that exposed its versatility when Midewin volunteers took all the available pre-Arsenal imagery and historic land ownership maps showing previous farm structure locations and transferred that information to digital map softer (GIS). The results were then superimposed on LIDAR-derived bare earth models to locate patterned disturbances suggesting extant farmstead features!  (see December Codex).                  

The USDA Forest Service has an archaeological program open to volunteers “Passport in Time” that has attracted approximately 7,000 volunteers.

Join the Board at Member Meeting/Annual Election at 3:30pm January 26

The By-laws of the Chicago Archaeological Society specify that the annual election of officers and one third of the Board of Directors take place during the regular January meeting.

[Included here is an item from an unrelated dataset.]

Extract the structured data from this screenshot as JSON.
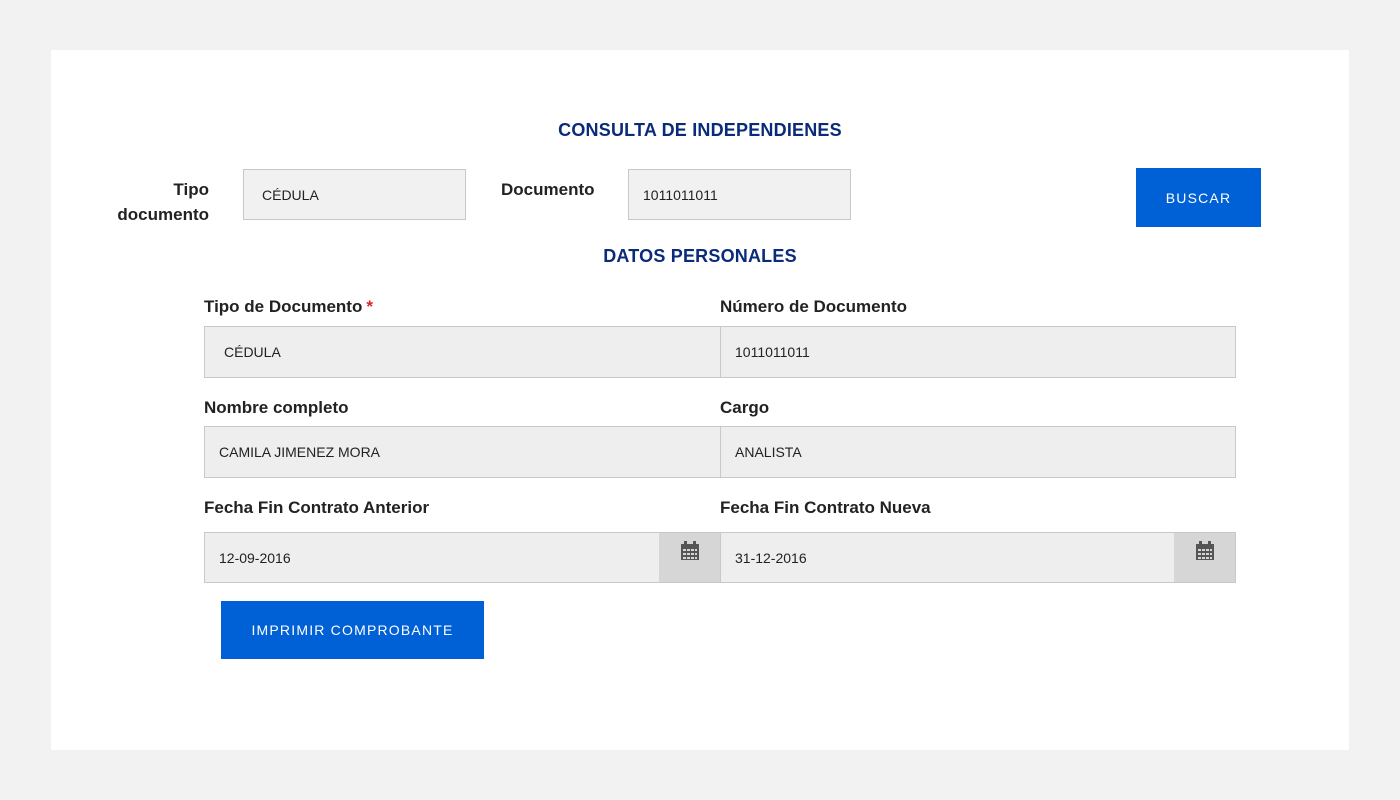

A brief Member meeting will be held for this purpose just before our 3:30 lecture begins on January 26. Come early for the usual social half hour open to the public and members.  All paid-up members are invited to participate in voting.

The CAS Board of Directors consists of (at least) twelve members and is divided into three groups.  Each group stands for re-election every third year. Tasks confronting the Directors are essentially policy decisions.

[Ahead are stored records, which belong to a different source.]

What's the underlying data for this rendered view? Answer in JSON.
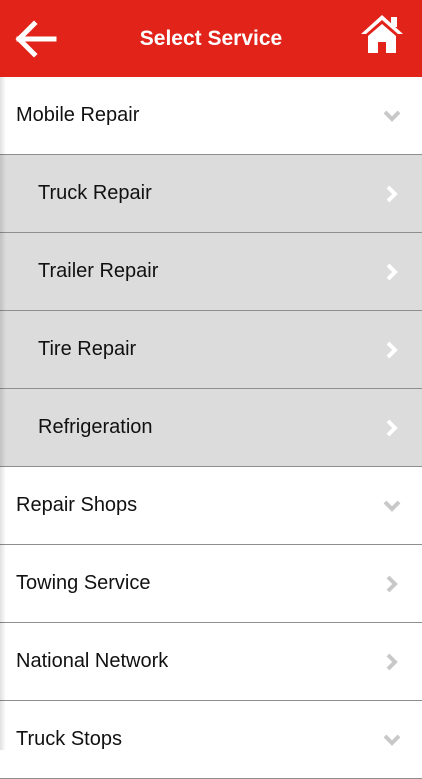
{
  "header": {
    "title": "Select Service",
    "back_icon": "arrow-left-icon",
    "home_icon": "home-icon",
    "accent_color": "#e2231a"
  },
  "services": {
    "mobile_repair": {
      "label": "Mobile Repair",
      "expanded": true,
      "children": [
        {
          "label": "Truck Repair"
        },
        {
          "label": "Trailer Repair"
        },
        {
          "label": "Tire Repair"
        },
        {
          "label": "Refrigeration"
        }
      ]
    },
    "repair_shops": {
      "label": "Repair Shops"
    },
    "towing_service": {
      "label": "Towing Service"
    },
    "national_network": {
      "label": "National Network"
    },
    "truck_stops": {
      "label": "Truck Stops"
    }
  }
}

Terms expiring in 2019 include President, Vice President and Secretary.  Last year, seven members were elected to serve through 2023; other terms expire in 2021 and 2022. Officers are all up for election/re-election every year.

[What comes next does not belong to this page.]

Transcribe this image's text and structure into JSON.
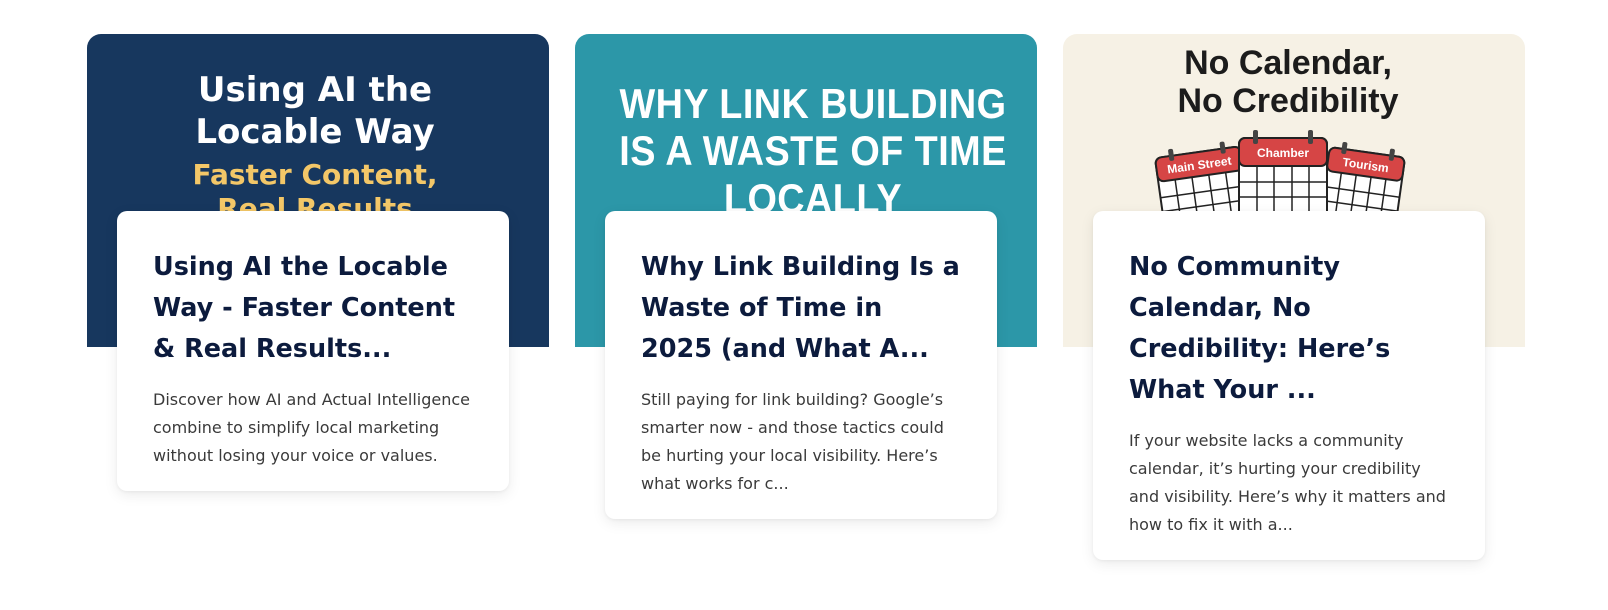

The present CAS leadership will prepare an Officer and Director Ballot for member approval. The slate may contain Directors whose term has expired but are interested in continuing their service. 
If you are interested in joining the Board and helping to assure the success of CAS, please volunteer!  (Time commitment includes a Board of Directors meeting to be held at 2:00pm, before the February 23 lecture.)

Please do contact our President, Ray Young, to get on the ballot before the January 26 meeting, or attend and nominate yourself at the meeting.

We hope to hear from you and see you on January 26 starting with the 3:00pm social period.

Officers and Board 2020

President Raymond Young, 2020
Vice President Lucy Kennedy, 2020
Secretary & Newsletter Editor
Robert Stelton, 2020
Treasurer Michael Ruggeri, 2020
Director Judith Greene, 2023
Director Peter Greene, 2023
Director Jeanne Jesernik, 2023
Director Doreen Stelton, 2023
Director Ann Wilson-Dooley, 2023
Director Bryna Gamson, 2023
Director Sally Campbell, 2021
Director Edith Castro-Young, 2021
Director David Zucker, 2021
Director Lynn Miller, 2022
Director Jeanne Zasadil, 2022
Director Mary Ann Bloom, 2022
Director_________________  & perhaps ..... you?

Effective January 31, 2020

Effective January 31, 2020

The Palimpsest

from Bob Stelton

CAS/Saxons & Mississippians

Placement of Midewin National Tallgrass Prairie tenants on a historical timeline extends from pre-Columbian Amerindians to the present – more than 1600 years. Dealing with so broad a time span one can expect many surprises and many discoveries and more disappointments.

Several seasons working at the Orendorf Site salvage dig encouraged me to escort a group of my students to the Mucking Anglo-Saxon UK salvage site.

Both sites fell short on Indiana Jones and long on memories. Assigned to excavate a Saxon grave, I uncovered an empty grave and disappointment.

Joe Wheeler’s description of thermal imaging and applying the technology would have improved usage of the time available for Mucking volunteers.  At a second burial, I found body stains and a shield boss.

Adventuring with the Chicago Archaeological Society

Special thanks to Edith Young who arranged for a joyous holiday buffet. And thanks to Lucy Kennedy and Joe Wheeler.  Come back soon Joe.

For a scintillating afternoon, join the Chicago Archaeological Society as it explores human travels across the globe. There’s no admission charge: just open your mind at ChicagoArchaeologicalSociety.com.